━━━━━ DATA SECTION ━━━━━

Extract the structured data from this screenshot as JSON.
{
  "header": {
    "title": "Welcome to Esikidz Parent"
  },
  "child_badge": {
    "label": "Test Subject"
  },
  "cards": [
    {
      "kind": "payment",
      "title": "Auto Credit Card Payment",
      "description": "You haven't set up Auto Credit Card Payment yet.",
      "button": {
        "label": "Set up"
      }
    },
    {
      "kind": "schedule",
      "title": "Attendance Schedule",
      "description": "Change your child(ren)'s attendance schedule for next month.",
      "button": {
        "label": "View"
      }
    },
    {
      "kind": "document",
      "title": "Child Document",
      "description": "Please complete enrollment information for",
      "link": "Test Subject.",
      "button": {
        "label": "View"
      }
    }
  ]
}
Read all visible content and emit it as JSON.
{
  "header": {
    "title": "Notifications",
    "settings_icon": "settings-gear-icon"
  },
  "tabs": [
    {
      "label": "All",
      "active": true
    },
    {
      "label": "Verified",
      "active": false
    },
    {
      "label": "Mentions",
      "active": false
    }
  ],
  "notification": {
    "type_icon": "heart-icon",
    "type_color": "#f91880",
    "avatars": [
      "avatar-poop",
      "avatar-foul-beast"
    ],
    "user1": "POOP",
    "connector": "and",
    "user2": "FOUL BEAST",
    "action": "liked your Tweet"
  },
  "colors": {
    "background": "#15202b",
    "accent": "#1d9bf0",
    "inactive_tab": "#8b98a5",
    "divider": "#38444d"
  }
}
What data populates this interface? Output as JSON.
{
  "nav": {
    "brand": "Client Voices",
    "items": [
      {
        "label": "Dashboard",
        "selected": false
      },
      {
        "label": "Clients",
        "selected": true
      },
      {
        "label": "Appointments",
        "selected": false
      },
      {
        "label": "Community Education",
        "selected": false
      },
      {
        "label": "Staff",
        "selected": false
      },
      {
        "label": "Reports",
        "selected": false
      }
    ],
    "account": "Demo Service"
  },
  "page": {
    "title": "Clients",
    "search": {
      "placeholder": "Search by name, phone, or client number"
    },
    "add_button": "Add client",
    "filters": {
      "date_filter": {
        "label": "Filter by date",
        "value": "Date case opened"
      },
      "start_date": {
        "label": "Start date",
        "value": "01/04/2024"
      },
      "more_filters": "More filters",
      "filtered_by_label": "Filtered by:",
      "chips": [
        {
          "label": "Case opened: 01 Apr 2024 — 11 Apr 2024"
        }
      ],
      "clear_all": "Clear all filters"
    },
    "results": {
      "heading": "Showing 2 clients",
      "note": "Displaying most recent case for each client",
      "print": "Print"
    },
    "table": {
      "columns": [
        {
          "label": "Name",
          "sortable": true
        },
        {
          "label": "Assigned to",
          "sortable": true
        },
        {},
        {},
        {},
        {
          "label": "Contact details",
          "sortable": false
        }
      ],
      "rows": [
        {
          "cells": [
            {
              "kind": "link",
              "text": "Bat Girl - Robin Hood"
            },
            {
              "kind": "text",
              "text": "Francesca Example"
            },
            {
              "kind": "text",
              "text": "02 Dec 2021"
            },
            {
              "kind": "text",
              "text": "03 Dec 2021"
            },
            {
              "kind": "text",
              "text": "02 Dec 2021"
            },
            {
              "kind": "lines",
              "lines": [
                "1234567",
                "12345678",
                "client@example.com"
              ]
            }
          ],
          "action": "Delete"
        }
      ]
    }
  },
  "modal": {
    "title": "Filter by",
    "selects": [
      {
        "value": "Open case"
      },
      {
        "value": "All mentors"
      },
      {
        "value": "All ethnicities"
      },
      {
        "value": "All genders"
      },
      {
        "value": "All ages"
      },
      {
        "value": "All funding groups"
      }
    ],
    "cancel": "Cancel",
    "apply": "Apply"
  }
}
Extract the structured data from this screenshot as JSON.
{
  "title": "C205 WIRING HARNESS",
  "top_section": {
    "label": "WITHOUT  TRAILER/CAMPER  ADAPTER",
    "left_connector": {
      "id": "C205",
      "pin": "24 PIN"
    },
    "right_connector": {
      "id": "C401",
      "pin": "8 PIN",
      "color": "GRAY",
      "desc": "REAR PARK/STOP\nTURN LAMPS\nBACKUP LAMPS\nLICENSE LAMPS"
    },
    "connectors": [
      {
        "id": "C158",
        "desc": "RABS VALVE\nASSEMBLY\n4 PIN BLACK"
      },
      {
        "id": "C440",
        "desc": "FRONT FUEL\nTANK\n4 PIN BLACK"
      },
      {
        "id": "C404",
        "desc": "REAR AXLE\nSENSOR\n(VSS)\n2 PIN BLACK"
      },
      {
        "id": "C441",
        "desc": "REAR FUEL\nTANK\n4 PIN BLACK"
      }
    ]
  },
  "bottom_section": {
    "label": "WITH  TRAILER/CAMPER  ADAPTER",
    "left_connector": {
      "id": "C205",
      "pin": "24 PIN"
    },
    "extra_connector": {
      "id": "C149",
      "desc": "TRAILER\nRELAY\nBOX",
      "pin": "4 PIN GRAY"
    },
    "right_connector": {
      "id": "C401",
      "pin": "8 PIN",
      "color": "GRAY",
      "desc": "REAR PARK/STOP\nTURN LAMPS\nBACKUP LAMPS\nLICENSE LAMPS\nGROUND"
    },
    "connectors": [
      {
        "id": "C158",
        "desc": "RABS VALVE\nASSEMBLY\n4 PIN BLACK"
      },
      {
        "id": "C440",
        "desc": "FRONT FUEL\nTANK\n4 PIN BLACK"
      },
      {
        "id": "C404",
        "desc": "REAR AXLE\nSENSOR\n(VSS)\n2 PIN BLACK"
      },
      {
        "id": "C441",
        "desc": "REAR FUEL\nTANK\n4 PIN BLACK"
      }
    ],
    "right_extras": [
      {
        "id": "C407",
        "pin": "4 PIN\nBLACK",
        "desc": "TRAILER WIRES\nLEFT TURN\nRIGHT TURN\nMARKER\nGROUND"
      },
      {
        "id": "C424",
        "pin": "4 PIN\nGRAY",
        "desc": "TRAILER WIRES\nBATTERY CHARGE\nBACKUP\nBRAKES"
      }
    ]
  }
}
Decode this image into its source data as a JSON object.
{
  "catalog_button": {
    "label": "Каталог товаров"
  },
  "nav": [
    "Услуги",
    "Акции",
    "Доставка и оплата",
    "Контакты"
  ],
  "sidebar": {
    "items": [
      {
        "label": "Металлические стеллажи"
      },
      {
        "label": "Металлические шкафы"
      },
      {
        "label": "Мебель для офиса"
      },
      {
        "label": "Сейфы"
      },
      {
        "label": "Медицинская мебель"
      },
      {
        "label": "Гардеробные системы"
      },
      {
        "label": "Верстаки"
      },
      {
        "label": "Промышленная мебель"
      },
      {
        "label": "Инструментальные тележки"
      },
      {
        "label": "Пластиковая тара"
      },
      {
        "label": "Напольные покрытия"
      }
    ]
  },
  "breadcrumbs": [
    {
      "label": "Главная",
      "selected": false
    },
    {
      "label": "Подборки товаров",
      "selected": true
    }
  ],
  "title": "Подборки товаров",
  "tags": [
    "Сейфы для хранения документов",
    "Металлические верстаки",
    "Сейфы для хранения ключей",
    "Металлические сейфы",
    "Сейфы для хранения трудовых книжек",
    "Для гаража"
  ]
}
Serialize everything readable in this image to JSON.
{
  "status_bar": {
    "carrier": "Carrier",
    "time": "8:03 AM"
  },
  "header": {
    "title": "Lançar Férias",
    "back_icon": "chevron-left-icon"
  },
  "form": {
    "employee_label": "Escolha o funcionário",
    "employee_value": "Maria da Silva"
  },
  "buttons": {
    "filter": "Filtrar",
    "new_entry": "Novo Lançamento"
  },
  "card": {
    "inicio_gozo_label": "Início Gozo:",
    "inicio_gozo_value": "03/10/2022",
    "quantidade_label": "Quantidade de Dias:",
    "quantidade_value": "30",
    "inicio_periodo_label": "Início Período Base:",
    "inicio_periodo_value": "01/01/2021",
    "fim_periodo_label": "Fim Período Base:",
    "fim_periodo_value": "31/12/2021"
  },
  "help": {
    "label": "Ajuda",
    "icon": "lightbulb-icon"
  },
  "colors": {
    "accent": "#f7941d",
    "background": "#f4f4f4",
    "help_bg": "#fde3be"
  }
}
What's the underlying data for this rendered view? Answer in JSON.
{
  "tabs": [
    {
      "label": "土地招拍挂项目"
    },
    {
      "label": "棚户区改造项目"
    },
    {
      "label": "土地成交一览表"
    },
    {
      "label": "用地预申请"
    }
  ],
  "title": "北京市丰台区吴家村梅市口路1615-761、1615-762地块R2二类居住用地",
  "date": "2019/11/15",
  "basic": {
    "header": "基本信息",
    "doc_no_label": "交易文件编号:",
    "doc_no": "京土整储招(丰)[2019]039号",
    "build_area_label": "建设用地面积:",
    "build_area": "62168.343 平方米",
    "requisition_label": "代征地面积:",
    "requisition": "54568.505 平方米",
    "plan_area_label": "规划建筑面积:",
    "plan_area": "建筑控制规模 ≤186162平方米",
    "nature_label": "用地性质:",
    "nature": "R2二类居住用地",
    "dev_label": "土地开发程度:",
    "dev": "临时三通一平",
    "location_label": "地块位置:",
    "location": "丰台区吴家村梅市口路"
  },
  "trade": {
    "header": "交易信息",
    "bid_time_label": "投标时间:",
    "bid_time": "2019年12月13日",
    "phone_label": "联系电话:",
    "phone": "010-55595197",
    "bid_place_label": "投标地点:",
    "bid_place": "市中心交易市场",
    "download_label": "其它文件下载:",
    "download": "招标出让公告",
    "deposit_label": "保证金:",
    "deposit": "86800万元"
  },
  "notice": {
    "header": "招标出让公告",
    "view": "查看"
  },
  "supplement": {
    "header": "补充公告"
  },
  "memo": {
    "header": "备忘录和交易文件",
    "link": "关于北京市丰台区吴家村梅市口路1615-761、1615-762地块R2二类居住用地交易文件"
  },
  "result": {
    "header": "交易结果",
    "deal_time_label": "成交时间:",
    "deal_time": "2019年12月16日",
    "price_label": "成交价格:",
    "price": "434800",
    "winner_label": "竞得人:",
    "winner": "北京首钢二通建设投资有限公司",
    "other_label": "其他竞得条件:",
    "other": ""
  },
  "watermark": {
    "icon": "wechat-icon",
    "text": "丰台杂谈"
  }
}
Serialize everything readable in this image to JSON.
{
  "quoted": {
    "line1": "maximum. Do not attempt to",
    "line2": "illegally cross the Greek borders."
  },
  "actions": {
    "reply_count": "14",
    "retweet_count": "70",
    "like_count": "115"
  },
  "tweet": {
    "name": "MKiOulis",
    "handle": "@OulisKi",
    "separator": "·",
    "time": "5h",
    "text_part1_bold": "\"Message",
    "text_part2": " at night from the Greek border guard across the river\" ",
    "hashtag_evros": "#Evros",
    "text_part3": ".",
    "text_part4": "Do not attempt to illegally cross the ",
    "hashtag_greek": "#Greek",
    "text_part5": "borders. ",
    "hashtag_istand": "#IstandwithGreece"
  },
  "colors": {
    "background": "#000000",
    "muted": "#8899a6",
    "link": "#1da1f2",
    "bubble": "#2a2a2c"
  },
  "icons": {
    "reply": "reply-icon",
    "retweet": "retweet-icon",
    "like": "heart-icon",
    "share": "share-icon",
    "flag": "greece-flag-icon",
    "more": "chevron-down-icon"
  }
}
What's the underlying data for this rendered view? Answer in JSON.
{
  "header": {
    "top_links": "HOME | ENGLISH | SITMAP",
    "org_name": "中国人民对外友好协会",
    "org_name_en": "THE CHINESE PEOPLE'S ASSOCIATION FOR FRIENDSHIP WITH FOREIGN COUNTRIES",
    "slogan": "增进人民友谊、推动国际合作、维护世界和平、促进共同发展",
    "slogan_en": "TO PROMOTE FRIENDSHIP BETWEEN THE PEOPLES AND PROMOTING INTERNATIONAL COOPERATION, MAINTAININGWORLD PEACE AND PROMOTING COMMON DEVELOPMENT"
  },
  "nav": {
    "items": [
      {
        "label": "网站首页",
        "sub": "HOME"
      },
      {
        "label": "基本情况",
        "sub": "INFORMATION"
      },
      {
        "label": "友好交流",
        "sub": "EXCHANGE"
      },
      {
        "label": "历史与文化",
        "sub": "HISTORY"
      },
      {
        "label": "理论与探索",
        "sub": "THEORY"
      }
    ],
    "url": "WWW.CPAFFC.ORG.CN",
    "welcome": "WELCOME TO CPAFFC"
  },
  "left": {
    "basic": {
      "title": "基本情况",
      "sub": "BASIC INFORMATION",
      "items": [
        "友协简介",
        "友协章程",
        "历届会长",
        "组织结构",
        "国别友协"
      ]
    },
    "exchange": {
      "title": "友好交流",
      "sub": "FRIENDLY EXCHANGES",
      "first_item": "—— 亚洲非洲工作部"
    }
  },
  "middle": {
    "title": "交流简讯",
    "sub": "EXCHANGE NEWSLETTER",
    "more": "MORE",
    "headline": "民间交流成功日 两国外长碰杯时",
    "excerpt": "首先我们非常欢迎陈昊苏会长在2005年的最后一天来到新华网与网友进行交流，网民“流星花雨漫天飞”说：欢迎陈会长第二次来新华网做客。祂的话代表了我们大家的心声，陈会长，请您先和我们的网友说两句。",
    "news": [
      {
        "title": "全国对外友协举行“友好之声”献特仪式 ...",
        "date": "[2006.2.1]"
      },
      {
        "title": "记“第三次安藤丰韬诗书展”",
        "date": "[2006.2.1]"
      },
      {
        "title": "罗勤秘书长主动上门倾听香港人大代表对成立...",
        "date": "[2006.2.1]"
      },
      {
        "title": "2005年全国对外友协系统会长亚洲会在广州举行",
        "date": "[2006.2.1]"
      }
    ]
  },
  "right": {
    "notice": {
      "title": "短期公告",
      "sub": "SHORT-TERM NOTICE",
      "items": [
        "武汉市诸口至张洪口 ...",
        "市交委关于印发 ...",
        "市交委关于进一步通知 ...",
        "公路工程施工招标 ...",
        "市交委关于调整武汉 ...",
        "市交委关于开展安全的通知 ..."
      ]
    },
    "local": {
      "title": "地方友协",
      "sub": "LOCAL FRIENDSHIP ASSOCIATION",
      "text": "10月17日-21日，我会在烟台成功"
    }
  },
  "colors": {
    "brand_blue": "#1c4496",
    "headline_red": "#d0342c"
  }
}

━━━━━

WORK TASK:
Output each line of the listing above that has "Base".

RESULT OF THE EXERCISE:
    "inicio_periodo_label": "Início Período Base:",
    "fim_periodo_label": "Fim Período Base:",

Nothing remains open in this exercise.